Is meandery a word? Well, meandering. That’s my mind lately. I’ve been on a no-holds-barred quest since about mid-December to figure out how to work. And, like Tolkien’s wanderers, I’m not lost.
So, what do I mean by figuring out how to work? I know how to work, of course. My first paying job came at age ten when I went with my brother to the strawberry fields where my aunt Rayma was a field boss. (In truth, I ate more berries than I picked, but after a few summers, I could make $5 a day!) I started babysitting at age twelve, usually for my younger cousins. ($5 a night!)
And, unpaid work. I mucked barns and helped with hay. I weeded gardens and dusted furniture, folded clothes and made beds. Caring for a horse is work.

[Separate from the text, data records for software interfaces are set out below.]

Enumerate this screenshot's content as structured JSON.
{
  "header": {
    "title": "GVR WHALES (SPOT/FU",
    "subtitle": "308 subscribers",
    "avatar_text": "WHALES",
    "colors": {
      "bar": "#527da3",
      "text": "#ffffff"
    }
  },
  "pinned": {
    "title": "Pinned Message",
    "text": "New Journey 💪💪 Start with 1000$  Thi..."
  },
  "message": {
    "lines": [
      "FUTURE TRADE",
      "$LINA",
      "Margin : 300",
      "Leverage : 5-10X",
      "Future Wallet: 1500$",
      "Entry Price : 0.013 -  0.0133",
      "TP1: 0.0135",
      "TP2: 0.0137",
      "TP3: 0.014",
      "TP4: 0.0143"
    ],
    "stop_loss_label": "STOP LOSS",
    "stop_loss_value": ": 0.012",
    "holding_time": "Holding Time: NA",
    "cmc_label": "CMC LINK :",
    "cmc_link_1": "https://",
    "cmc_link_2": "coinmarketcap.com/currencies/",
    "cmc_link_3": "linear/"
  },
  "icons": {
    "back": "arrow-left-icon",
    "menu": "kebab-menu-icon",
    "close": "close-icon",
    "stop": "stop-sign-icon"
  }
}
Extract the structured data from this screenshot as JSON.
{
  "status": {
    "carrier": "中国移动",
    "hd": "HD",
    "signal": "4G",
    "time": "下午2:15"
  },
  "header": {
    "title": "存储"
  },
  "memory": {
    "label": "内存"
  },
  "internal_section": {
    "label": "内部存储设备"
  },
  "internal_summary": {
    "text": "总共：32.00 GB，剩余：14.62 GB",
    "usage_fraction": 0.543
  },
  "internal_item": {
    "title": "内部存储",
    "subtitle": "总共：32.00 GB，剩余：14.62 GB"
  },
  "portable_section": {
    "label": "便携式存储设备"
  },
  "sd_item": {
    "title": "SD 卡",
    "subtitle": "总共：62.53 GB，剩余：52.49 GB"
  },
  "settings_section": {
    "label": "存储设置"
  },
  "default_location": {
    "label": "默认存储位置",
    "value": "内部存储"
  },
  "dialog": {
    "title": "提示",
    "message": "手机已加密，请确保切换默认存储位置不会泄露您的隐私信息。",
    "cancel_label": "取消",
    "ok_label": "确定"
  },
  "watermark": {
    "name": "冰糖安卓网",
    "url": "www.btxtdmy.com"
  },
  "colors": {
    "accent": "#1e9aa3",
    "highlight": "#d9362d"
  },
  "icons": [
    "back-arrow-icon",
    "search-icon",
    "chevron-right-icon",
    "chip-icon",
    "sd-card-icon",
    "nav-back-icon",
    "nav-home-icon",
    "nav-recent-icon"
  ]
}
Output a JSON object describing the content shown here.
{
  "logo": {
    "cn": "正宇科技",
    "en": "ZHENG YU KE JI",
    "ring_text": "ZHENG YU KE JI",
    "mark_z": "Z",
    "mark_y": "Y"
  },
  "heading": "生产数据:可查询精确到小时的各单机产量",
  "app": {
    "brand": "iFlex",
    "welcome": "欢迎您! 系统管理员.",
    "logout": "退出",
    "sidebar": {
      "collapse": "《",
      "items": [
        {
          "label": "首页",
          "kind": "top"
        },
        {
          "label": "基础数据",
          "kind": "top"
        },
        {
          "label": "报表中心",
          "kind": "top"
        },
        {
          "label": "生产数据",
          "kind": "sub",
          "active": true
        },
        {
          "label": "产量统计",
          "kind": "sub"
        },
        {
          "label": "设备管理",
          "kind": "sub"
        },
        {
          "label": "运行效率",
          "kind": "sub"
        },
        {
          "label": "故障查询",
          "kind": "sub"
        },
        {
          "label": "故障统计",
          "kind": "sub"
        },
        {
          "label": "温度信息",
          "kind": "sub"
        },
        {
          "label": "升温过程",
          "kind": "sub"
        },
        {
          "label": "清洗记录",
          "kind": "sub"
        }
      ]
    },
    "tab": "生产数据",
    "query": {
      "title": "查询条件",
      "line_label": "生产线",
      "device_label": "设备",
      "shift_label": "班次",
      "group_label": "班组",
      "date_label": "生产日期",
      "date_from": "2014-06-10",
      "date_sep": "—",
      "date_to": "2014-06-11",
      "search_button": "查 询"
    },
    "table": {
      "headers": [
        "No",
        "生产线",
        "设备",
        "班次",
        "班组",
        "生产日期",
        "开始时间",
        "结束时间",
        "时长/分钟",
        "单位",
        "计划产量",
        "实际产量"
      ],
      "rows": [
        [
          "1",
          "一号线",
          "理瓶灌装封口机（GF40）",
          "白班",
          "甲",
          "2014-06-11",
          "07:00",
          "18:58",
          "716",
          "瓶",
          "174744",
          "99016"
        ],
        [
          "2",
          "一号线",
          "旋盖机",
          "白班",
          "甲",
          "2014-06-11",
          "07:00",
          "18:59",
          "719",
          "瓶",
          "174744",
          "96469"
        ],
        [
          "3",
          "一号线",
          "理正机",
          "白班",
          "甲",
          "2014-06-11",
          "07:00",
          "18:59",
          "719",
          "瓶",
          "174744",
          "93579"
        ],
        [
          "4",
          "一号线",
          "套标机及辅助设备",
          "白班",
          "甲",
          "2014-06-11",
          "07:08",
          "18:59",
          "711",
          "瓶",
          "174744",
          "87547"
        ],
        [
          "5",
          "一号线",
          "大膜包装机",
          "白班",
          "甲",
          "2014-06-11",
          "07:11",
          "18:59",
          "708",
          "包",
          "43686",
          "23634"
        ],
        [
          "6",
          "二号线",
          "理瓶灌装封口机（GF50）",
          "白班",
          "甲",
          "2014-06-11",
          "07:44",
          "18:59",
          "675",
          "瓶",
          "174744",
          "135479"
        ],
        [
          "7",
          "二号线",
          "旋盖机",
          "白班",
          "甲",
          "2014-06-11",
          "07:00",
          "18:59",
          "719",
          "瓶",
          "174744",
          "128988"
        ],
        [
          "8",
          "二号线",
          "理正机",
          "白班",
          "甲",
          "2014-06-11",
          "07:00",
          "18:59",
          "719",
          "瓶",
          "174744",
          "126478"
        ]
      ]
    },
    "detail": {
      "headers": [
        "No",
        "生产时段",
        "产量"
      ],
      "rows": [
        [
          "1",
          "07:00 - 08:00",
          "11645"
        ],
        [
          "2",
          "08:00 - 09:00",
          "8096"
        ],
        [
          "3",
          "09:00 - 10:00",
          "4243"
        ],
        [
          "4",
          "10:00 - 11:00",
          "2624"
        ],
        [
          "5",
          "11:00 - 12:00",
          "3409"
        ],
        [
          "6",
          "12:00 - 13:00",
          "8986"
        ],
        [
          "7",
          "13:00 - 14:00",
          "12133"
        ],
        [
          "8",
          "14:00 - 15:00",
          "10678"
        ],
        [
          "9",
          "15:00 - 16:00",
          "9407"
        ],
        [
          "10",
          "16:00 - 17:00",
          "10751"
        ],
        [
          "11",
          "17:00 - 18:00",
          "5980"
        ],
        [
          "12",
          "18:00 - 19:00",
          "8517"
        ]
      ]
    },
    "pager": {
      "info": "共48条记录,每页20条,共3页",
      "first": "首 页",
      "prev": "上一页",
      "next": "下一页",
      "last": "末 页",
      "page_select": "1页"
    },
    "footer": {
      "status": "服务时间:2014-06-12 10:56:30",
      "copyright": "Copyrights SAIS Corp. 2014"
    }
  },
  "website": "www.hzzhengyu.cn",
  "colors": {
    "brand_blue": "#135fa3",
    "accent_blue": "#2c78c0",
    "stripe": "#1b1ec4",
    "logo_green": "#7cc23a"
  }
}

And of course adult life was (was?) all about work — restaurants for me, to start with, then other jobs — typing class notes for $1 a page, tutoring, working as a bank teller. Eventually, teaching, which I was involved with for twenty-five years, and still am involved with, to one extent or another.
Rearing children is work. Keeping laundry caught up and a house clean is work. (I admit to being rather inept in all of these.)
I have been fitting writing into the interstices for years — for decades! I’ve written in the very early morning, in spiral bound notebooks; I’ve written in my car (only when the car is stopped!); I’ve written during soccer practice and in between classes and beside hospital beds. I have written in many, many coffeeshops.
What I’m grappling with now, where my meandering is leading me now — is how to put writing on the front burner and really work at writing.
I think I can credit Author Magazine for introducing me to this quote:
“Have the courage to become who you are.”
That is what my meandering mind is working on now.
Photo of labyrinth at Chartres Cathedral: ©Jill K H Geoffrion, Ph.D., www.jillgeoffrion.com